Royal Meeker.jpg
Commissioner of the U.S. Bureau of Labor Statistics
In office
August 11, 1913 – June, 1920
President Woodrow Wilson
Preceded by Charles P. Neill
Succeeded by Ethelbert Stewart
Personal details
Born February 23, 1873
Died August 16, 1953 (1953-08-17) (aged 80)
Political party Democratic Party
Alma mater Iowa State College
Columbia University

Royal Meeker (February 23, 1873 – August 16, 1953[1]) was an American economist, born at Quaker Lake, Susquehanna County, Pennsylvania. He graduated from Iowa State College in 1898, then studied with E.R.A. Seligman at Columbia (Ph.D., 1906) and for a year at the University of Leipzig (1903–04). His dissertation was entitled History of Shipping Subsidies (1905).

From 1906 to 1913, Meeker was a professor of history, economics, and political science at Ursinus College, Collegeville, Pennsylvania and a preceptor and professor of economics at Princeton. He knew Woodrow Wilson, then the president of Princeton, and they served together on New Jersey political boards. Both were associated with the Progressive movement for an active role for government.[2]

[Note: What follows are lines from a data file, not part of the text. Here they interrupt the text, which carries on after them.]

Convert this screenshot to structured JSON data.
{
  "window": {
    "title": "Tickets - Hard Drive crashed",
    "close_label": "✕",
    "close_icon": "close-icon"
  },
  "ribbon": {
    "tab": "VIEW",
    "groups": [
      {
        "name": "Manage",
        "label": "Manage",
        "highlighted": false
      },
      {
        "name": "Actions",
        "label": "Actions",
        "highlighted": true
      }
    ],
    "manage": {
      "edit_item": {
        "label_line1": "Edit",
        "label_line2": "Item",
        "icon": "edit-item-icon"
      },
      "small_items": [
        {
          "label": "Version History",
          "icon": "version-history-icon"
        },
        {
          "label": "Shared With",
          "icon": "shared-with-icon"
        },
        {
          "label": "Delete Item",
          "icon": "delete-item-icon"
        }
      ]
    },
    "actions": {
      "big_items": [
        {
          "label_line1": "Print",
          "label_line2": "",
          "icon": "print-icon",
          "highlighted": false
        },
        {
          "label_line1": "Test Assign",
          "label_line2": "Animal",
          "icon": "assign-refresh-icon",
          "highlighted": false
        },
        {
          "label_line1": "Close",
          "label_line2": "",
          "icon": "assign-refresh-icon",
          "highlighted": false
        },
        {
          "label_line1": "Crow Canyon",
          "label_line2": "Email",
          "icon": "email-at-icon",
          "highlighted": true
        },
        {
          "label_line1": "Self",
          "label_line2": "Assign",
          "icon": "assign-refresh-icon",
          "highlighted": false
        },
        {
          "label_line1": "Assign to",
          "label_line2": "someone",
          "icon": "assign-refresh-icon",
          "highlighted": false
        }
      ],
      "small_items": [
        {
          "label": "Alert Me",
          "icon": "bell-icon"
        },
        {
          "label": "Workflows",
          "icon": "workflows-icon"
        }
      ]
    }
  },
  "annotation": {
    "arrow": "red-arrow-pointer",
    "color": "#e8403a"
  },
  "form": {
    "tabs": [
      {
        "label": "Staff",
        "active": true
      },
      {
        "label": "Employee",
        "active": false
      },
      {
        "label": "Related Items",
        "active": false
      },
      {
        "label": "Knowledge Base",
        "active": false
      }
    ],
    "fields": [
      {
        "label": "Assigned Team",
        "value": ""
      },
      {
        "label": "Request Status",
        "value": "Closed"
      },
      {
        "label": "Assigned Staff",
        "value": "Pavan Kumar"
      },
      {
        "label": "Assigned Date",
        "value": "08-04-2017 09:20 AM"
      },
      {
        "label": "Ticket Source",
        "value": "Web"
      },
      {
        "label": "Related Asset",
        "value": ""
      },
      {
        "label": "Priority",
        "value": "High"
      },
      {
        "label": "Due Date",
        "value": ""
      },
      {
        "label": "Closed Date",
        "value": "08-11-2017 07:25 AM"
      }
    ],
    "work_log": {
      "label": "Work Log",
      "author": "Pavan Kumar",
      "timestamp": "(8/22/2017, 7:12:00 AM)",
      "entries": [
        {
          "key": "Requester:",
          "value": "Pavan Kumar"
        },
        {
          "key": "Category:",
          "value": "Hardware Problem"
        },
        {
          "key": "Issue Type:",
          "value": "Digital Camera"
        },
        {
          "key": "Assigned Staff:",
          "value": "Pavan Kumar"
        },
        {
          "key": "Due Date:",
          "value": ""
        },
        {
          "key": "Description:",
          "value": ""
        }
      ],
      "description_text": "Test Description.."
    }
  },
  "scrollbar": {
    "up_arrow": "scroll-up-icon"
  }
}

President Wilson appointed Meeker Commissioner of Labor Statistics in 1913. As the commissioner of the Bureau of Labor Statistics, Meeker managed special economic studies during World War I and began its regular publication, the Monthly Labor Review, in 1915.[3] In 1916 he was elected as a Fellow of the American Statistical Association.[4] Meeker resigned from the administration in June 1920 to take up the opportunity to help organize the new International Labour Organization, where he was the Chief of the Scientific Division from 1920 to 1923.[5]

Meeker served as Pennsylvania Secretary of Labor and Industry from 1923–24, and later joined the faculty of Carleton College (1926–27) and Yale University (1930-36, perhaps longer). He was Director of Research of the Connecticut Department of Labor (1941–46).[6] He died in New Haven, Connecticut in 1953.

Meeker advocated progressive reforms, including national health insurance,[7] child labor restrictions combined with strong, State-controlled schools, workmen's compensation, and a nationwide system of public employment offices.[8]


  1. ^ Descendants of Michael Hill (source for birth/death dates)
  2. ^ Goldberg, Joseph P., and William T. Moye. 1985. First hundred years of the Bureau of Labor Statistics. Bureau of Labor Statistics Bulletin 2235. U.S. Government Printing Office. ISBN 0-935043-01-2. pp. 81-83.
  3. ^ Goldberg and Moye, p. 110.
  4. ^ List of ASA Fellows, retrieved 2016-07-16.
  5. ^ Goldberg and Moye, p. 113.
  6. ^ Goldberg and Moye, p. 113.
  7. ^ Goldberg and Moye, p. 99
  8. ^